It’s often hard for me to write about different versions of “Dark Star”; while almost every version of “Dark Star” (at least up until 1991 or so) is immense in its own way, it’s lumbering lengths and different styles, jams and textures become hard to keep track of, so much that they often blend together in memory (at least for me). Hoo boy, not his one. About two and a half weeks earlier, “Dark Star” had been busted out for the first time in five years at the band’s second of two nights at the Hampton Coliseum (both shows beautifully captured on the Formerly The Warlocks boxed set), so it was a pretty big deal when this version washed over the crowd. Miami was not only blessed with only the second version of the tour, but arguably the best post-1978 version ever. The song begins normally (or at least as normally as a “Dark Star” can be described), with the band riffing on the main theme, and Jerry singing the first few couples of verses (though his previously mentioned ragged vocals make the song creepier than usual). At around 8:29, Brent punches in with piercing chime effects, an ominous preview of what’s to come. The true eeriness comes around the 16-minute mark, when the second verse comes into play. After this, “Dark Star” truly becomes ‘dark.’ This is ‘River Styx soundtrack’ shit right here, not to be handled lightly. It’s not a polished version. It isn’t as thought out or as tight as 8/27/1972 or 9/21/72 or 10/18/74. It never coalesces into a truly tuneful rendition at any point. And yet, this “Dark Star” totally succeeds as a mood piece, conjuring an almost demonic soundscape, with each member playing their part in its construction. If you’ve ever seen the movie Event Horizon – about a rip into the space continuum that allows for a rescue ship to be possessed by a demonic force, killing its crew – this version could easily be its soundtrack. (To make matters all the more creepy, that movie has a character named Weir for its leader, a position Bob had acclimated to once Jerry’s health really plateaued.)

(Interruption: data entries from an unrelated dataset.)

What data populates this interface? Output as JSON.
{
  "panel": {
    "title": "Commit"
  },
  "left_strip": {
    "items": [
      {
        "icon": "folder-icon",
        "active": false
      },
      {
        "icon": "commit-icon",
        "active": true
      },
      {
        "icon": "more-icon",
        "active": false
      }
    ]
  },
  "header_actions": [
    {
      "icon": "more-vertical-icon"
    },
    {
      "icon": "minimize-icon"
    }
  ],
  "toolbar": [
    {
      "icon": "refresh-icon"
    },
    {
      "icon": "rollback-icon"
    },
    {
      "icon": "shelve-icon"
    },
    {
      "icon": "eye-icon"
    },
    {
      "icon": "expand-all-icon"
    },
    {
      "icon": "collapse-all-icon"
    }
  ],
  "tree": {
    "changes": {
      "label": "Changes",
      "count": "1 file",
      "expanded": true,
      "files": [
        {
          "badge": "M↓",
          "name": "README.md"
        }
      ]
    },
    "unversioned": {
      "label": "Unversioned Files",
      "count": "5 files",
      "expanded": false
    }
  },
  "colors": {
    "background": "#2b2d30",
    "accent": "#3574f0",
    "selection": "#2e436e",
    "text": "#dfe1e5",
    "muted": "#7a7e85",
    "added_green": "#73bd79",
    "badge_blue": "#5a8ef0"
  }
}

I have to admit, I would’ve loved if somehow, by some odd turn of events, this “Dark Star” segued into something like “Sugar Magnolia” or (as on Sunshine Daydream), “El Paso,” just for the sheer mind-fuckery of it all in terms of mood and atmosphere. That said, the band was probably just as overwhelmed as the audience was, leading Bill and Mickey to hold down the fort with the usual “Drums” piece. Things aren’t getting done getting really, really fucking weird, though, with “Space” retaining the most frightening elements of “Dark Star.” The reviews on the Internet Archive (a.k.a. The Mecca for Dead Collectors) mention how large swaths of the audience – no doubt on some form of a hallucinogen or another) – departed the arena, looks of sheer terror plastered on their faces. It was a dark ride, and some Deadheads just wanted off. The tempo, if not the mood, brightens significantly as “Space” fades into “The Wheel,” which is a solid if not top shelf rendition. The typically gorgeous “Stella Blue” follows, Jerry singing and playing with all the sensitivity in the world, leading into a raucous “Not Fade Away” that finally gives the crowd much needed relief from the ‘arsenic and hellfire’ trip they’ve been on.
The show ends with a touching “We Bid You Goodnight,” a song that serves two masters: on the one hand, it’s a celebratory farewell as a brother bids his kin a safe journey into the arms of the Lord, complete with close harmonies and handclaps. However, with all the ensuing chaos established by the second half of the show, I often envision “We Bid You Goodnight” sung by those unaware of what had occurred previously, with the rest of the show being some freakish deathbed fever dream by the departing brother.
It is not every day I am this bowled over by the atmosphere of a live concert. With live recordings, I close my eyes and imagine myself in the communal glow of the crowd, which adds warmth, comfort and excitement no matter what I’m listening to. Not this show, by any means. I listen to this show and see myself running for the exits. I’ve not even been high listening to this show, nor did I need to be: it’s a trip without actually having to take one.
This show is available in pristine sound on the 80-cd 30 Trips Around The Sun boxed set.